With files from ScienceDaily.

Research estimates over 100 billion planets in milky way

As we gaze into the night sky it is not hard to notice the numerous stars that stretch across the beautiful landscape. We know that there are at least 100 billion stars in the Milky Way, but a recent study at the California Institute of Technology (Caltech) has estimated that there are at least 100 billion planets in our galaxy as well.

The Caltech team studied planets orbiting a star in our galaxy called Kepler-32. The star is an M dwarf, and the majority of stars in the Milky Way are classified as M dwarfs. NASA’s Kepler space telescope discovered five planets roughly the size of the Earth orbiting Kepler-32. These planets are similar to planets that orbit other M-dwarfs, and making them great models in studying the formation of planets.

The planets orbit the star in a rare, edge-on orientation, meaning the starlight of Kepler-32 is blocked once a planet moves across it. This allowed the scientists to determine the planets’ sizes and orbital periods.

Although it is not known how the Kepler-32 system was formed, there is evidence that suggests the planets first formed further away from the star than their current locations and over time moved closer to the star.

Though the researcher’s estimation of 100 billion planets include planets that are in close orbit to M-dwarfs, this does not include planets further out in orbit or orbiting other stars. In light of this, the actual number of planets could be much greater.

Source: Science Daily

Stem cells can “mass-produce” patient’s own cancer-fighting immune cells

Researchers have used stem cell technology to produce large quantities  of cultured cells that can attack and kill cancer and viral infections.

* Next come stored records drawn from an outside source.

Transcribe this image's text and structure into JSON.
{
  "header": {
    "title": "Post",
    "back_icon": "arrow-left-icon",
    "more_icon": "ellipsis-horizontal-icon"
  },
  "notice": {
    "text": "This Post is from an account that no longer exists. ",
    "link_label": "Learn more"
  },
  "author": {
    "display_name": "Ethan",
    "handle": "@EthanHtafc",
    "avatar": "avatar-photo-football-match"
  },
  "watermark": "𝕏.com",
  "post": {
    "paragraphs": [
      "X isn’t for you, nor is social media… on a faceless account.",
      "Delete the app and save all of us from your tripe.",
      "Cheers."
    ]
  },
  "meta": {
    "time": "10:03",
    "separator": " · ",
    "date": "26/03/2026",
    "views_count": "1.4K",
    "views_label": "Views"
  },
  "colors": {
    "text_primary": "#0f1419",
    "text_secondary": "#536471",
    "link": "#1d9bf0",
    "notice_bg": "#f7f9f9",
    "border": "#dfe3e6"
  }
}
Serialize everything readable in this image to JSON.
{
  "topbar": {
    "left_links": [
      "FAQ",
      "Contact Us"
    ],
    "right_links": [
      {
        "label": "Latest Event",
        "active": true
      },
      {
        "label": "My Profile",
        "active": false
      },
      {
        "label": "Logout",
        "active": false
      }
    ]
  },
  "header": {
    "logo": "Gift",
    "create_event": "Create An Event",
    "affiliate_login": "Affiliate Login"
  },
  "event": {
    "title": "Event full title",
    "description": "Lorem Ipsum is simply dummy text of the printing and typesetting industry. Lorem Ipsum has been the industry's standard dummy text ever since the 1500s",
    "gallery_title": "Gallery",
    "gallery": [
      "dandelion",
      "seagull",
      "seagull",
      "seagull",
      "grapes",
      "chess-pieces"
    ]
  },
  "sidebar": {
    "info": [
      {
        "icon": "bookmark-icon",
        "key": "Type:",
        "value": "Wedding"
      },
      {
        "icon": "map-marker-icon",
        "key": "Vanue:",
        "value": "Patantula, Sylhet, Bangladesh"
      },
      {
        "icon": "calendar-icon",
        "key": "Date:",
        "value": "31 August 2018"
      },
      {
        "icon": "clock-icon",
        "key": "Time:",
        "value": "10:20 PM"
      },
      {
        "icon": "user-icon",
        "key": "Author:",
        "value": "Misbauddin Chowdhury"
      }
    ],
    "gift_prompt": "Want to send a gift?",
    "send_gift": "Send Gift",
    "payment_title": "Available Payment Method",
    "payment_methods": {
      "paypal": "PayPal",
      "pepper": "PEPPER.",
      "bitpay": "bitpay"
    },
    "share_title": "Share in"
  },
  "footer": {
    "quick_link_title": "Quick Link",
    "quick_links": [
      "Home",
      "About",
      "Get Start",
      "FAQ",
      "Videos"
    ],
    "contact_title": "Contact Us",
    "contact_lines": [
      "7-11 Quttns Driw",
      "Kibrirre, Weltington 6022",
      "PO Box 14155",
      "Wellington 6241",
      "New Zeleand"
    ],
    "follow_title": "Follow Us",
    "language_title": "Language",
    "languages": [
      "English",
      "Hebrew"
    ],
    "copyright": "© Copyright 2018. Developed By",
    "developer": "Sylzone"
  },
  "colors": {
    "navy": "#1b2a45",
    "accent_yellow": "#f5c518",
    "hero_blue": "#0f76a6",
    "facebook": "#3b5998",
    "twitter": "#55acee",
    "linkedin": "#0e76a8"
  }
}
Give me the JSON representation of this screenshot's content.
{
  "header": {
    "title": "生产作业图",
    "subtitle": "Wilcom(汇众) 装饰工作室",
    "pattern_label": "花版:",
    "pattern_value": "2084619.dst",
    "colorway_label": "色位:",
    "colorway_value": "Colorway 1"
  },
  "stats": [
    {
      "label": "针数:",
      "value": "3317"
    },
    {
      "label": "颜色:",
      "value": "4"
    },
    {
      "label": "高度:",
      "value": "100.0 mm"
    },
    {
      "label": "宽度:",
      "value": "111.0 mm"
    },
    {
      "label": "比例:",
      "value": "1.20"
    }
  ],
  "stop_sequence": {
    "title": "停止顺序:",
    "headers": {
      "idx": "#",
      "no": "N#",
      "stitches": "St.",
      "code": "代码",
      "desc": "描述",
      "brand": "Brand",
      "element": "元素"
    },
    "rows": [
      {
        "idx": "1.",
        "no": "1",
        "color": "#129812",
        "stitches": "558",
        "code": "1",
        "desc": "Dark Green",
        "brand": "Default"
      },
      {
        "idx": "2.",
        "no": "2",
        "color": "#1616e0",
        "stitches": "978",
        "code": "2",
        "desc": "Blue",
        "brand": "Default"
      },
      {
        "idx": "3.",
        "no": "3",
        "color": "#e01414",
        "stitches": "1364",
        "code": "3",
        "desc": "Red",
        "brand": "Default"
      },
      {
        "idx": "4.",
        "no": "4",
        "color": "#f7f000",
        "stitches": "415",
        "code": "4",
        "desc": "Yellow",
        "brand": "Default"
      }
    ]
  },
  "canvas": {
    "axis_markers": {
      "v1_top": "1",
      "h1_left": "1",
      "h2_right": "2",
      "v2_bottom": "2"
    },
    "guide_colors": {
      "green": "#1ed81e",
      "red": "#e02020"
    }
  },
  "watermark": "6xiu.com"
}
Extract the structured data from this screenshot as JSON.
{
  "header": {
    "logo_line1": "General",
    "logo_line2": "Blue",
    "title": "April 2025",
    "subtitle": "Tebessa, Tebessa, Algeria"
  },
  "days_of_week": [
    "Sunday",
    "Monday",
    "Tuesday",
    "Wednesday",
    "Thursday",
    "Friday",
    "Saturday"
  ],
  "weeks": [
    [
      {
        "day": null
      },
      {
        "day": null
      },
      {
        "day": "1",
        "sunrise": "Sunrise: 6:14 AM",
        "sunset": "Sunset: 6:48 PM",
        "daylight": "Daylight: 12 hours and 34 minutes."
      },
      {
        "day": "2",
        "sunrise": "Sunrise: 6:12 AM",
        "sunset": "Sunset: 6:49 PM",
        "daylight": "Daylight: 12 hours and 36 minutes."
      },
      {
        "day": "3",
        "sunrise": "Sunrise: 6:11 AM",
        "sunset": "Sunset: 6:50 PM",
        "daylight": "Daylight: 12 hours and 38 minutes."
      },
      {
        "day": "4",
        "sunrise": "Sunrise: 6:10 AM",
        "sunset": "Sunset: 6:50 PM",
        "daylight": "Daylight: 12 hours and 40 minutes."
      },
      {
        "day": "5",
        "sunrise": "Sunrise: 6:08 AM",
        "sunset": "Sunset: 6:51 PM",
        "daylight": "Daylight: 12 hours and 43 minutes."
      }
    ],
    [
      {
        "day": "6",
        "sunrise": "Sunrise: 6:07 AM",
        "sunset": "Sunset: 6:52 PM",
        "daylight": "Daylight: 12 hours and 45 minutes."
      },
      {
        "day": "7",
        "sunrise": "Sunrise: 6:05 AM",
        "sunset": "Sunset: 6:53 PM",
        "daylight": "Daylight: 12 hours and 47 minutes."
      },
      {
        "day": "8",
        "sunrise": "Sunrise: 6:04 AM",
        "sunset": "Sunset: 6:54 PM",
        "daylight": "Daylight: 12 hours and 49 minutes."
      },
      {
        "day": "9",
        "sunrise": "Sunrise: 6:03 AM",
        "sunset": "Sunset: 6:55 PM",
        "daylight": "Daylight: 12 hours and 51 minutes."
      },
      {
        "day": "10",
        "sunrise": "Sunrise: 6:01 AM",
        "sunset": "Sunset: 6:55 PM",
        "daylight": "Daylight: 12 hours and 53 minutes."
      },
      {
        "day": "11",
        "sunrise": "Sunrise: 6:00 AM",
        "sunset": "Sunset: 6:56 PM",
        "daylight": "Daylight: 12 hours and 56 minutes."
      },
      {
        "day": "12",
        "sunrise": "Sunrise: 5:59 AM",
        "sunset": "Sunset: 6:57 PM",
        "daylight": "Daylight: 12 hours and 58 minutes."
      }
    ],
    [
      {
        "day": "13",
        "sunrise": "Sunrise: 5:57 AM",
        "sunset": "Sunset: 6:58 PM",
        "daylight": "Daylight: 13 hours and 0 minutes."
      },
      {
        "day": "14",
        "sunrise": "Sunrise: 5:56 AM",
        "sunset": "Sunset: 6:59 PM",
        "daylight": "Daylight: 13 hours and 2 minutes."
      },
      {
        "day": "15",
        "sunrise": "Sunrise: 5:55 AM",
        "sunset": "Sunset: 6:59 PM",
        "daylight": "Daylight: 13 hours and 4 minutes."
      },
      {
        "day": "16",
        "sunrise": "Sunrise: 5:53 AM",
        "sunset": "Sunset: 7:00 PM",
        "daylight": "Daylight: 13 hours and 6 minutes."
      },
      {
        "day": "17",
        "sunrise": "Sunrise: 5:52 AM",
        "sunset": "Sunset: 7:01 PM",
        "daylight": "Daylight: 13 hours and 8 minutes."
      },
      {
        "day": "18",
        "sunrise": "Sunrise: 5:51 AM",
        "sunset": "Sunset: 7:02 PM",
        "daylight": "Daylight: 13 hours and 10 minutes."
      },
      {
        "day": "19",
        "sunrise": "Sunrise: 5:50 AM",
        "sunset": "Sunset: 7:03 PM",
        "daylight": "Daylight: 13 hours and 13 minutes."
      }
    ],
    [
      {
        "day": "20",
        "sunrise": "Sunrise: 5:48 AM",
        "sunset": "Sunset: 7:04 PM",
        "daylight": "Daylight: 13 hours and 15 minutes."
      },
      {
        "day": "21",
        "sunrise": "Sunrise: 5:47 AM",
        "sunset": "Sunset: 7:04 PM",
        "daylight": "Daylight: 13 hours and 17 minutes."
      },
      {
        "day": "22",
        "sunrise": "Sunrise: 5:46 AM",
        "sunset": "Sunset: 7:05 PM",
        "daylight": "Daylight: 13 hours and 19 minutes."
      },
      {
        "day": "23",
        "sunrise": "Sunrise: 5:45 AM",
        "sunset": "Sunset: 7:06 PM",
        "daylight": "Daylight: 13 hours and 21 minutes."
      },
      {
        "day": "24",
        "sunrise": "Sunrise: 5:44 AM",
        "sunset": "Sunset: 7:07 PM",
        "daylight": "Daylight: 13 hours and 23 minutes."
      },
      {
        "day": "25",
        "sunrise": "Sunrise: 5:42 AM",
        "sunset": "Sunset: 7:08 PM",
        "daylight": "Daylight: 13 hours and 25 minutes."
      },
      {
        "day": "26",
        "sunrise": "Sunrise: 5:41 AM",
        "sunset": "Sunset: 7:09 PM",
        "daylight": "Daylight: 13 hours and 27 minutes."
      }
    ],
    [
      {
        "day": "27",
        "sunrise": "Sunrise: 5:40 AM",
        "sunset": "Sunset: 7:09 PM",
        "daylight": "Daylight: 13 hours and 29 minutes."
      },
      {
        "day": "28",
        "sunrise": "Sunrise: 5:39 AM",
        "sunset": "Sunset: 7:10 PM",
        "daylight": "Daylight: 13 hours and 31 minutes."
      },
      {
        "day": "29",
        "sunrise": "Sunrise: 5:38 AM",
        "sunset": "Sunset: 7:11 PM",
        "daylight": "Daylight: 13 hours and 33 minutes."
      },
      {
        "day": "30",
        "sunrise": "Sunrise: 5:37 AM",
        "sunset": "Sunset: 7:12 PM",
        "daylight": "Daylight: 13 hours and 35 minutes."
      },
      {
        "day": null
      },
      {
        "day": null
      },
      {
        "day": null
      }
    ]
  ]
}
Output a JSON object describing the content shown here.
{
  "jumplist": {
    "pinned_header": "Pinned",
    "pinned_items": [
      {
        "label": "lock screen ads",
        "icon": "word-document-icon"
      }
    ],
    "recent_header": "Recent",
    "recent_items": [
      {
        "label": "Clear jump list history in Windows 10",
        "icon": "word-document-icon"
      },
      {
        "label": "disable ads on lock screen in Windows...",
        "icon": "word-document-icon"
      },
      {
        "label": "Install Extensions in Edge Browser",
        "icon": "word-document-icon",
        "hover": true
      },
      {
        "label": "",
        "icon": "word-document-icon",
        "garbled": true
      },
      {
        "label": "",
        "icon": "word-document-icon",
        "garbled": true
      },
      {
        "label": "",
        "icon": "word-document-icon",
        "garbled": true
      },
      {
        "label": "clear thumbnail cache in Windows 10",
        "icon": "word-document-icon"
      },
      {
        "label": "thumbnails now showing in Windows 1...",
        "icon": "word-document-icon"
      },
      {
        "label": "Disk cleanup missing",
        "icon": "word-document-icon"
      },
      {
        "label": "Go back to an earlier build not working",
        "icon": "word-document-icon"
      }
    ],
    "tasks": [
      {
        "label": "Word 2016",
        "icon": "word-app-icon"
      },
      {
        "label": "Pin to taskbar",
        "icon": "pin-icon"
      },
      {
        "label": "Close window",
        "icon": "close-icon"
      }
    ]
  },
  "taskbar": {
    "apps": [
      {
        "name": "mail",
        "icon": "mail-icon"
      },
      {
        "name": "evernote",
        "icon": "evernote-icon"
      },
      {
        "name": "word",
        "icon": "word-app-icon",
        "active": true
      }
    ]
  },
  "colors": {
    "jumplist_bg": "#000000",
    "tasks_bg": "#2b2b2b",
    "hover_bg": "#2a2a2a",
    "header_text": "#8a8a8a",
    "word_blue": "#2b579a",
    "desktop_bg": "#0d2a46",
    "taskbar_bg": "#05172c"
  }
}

These can potentially be injected back into the patient’s body to support exhausted immune systems against cancer, HIV, or viral infections.

Our bodies naturally produce T cells, a type of white blood cell that recognises and attacks cells with the markings of infection or cancer. However, their short life spans and limited numbers make them ineffective against aggressive invasions.

The researchers took these T cells from patients’ bodies and reprogrammed them into stem cells. These were then grown under ideal laboratory conditions for growth and an improved lifespan. The stem cells were reprogrammed back into T cells that had the same cancer and HIV-infected cell targeting ability, but in much larger numbers and with much longer lifespans.

One study was carried out on an HIV-positive patient, while another was carried out on a patient with skin cancer. Although the studies successfully ‘mass-produced’ the required cells, the artificially-generated T cells must still be shown to be clinically safe. It is currently unknown whether they will kill healthy tissue cells as well as the targeted cells.

The researcher teams, from the University of Tokyo and the Riken Research Centre for Allergy and Immunology, published their results in Cell Stem Cell.

Source: Science Daily, BBC Science